From the roar of the crowd at the Smith Center Wednesday night, it was clear the mostly GW audience hadn’t seen a show as big as Blues Traveler since the last time the band played here in 1995.
After a solid performance by opening act The Tragically Hip, a Canadian version of REM, John Popper and company pumped up the crowd of about 2,000 with their own unique sound and stage antics.
Opening its set with the hit song “Alone,” Blues Traveler front man and harmonica maven Popper ripped into the trademark licks that define the band’s unique style of blues-rock, backed up by bassist Bobby Sheehan, drummer Brendan Hill and guitarist Chandler Kinchala.
By the time the band started into its second song, Popper had donned his trademark harmonica vest, the temperature in the Smith Center was hotter than hell and the rock-starved crowd of students was on its feet.
At one point, a fan known only as “Scott” joined the band on the small stage for an impromptu version of “Butanaway,” playing backup harmonica to Popper.
“Every time I think I have something original, some young punk comes along,” Popper crowed after the duet.
What began as an after-school project known as The Blues Band practicing in Popper’s garage in Princeton, N.J., quickly became today’s rock phenomenon.
From its humble roots, Blues Traveler gained its long-awaited recognition on the American pop charts in 1994 when its breakthrough fourth album Four went multiplatinum with the help of chart-topping singles “Runaround” and “Hook.”
The band’s latest album Straight on `Till Morning, received mixed reviews from critics, but nearly all agree the band’s true forte is live performance.
Touring an average of 250 days a year, the band’s affinity for longimprovisations and impromptu jams made it a hit on the road, especially at smaller college venues such as GW.
Cementing Blues Traveler’s place among mainstream audiences, Popper founded the H.O.R.D.E. (Horizons of Rock Developing Everywhere) festival in 1992 along with the heads of several other alternative rock bands.
With Blues Traveler headlining all but one tour in 1997, the festival, which brought together hundreds of acts from across the nation, became a favorite summer staple for concertgoers.
GW was the fourth stop on the band’s 11-show tour, which includes several other campus venues.
Move-in for the show, coordinated by the GW Program Board, began at 7:30 a.m. Wednesday, as 15-wheeler semi-trucks hauling the band’s cumbersome light and sound equipment were unloaded by PB members.
Eric Hall, PB concert co-chair, and a staff of 35 students assisted Blues Traveler roadies in assembling the equipment and transforming the gym floor into a working stage, complete with spotlights and an extensive sound system.
“Basically we just did a lot of moving things around . boxes, barricades, spotlights, a lot of grunt work,” said PB crew member Lee Lubarsky. “I thought it would be more glamorous, but it was still fun.”
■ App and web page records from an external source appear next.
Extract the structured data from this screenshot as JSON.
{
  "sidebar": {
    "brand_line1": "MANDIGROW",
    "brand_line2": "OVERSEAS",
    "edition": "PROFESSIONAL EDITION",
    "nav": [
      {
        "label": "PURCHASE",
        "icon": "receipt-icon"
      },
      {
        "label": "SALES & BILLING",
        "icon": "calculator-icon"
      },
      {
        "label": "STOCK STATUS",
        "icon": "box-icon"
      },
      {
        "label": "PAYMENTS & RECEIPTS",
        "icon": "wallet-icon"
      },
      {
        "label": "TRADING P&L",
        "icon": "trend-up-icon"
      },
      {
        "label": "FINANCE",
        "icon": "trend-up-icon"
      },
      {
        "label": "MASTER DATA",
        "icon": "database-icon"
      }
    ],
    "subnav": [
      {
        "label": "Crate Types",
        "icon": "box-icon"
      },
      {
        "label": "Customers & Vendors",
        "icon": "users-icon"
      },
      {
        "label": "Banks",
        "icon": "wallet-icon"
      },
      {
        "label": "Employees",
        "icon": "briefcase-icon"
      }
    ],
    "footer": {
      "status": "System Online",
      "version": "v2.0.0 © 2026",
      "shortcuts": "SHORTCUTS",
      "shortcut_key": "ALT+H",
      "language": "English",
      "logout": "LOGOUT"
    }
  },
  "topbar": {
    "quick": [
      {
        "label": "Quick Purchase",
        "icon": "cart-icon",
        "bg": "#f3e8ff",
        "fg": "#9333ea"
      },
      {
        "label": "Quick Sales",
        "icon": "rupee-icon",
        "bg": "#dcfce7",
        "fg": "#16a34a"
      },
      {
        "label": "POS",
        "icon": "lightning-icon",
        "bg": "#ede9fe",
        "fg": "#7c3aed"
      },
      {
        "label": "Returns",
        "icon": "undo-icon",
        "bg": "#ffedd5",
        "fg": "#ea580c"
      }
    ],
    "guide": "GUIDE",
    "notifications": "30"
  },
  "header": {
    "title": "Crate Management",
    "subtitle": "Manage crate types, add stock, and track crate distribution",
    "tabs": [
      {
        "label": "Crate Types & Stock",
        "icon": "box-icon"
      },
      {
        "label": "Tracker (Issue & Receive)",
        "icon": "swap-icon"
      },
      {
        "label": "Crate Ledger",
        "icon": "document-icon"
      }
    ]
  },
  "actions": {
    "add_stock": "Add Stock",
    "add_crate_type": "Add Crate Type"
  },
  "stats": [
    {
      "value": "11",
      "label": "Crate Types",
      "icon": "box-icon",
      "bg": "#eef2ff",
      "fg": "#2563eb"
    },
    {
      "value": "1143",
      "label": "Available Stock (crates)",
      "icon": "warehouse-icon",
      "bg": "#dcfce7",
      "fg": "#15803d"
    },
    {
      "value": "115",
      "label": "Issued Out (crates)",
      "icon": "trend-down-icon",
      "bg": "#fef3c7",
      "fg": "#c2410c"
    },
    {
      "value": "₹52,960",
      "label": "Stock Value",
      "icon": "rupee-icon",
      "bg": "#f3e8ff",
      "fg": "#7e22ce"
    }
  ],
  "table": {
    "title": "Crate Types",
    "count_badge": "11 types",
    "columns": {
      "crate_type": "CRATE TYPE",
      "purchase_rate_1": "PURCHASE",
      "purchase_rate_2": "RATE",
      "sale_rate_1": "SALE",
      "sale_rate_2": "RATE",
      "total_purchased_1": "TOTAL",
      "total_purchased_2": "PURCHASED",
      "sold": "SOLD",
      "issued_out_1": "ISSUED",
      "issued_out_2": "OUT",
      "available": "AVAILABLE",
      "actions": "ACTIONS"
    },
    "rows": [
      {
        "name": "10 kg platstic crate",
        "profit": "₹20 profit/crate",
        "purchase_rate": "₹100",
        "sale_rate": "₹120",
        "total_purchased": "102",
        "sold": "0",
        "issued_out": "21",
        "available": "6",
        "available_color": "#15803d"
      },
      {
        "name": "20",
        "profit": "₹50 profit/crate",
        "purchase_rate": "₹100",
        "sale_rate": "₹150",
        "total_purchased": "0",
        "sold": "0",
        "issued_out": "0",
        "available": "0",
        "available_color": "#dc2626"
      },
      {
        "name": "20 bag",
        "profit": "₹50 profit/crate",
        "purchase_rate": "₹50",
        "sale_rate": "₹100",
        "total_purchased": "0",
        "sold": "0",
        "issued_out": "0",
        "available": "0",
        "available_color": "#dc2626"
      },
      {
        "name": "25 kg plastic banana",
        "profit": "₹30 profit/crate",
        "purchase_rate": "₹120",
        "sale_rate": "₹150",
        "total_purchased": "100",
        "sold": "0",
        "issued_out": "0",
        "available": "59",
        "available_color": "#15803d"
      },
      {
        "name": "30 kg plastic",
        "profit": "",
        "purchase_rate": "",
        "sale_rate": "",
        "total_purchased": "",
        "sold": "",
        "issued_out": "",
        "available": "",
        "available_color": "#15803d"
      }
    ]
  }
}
Overall, Hall said the marathon of manual labor went smoothly.
“We’ve never done something so big,” he said. “It was cool to see it all come together.”
The PB crew attended the show for free, but the students were responsible for manning the backstage area and performing various behind-the-scenes tasks.
Hall’s team met weekly for the past month and a half to ensure perfect execution of both the move-in and the post-show set deconstruction that lasted into the early hours of the morning.
“It was a lot of work for a great show,” said PB Concert Chair P.J. Rosenberg.
Freshman Ryan Cordell has seen Blues Traveler three times before, but that didn’t diminish his enthusiasm for Wednesday night’s show.
“There should be more shows on campus like this,” Cordell said.
When asked to confirm rumors that the Dave Matthews Band will be visiting the Smith Center for Homecoming, Student Association President Carrie Potter only smiled.
“It’s going to be a really big act, but I can’t say exactly who,” Potter said.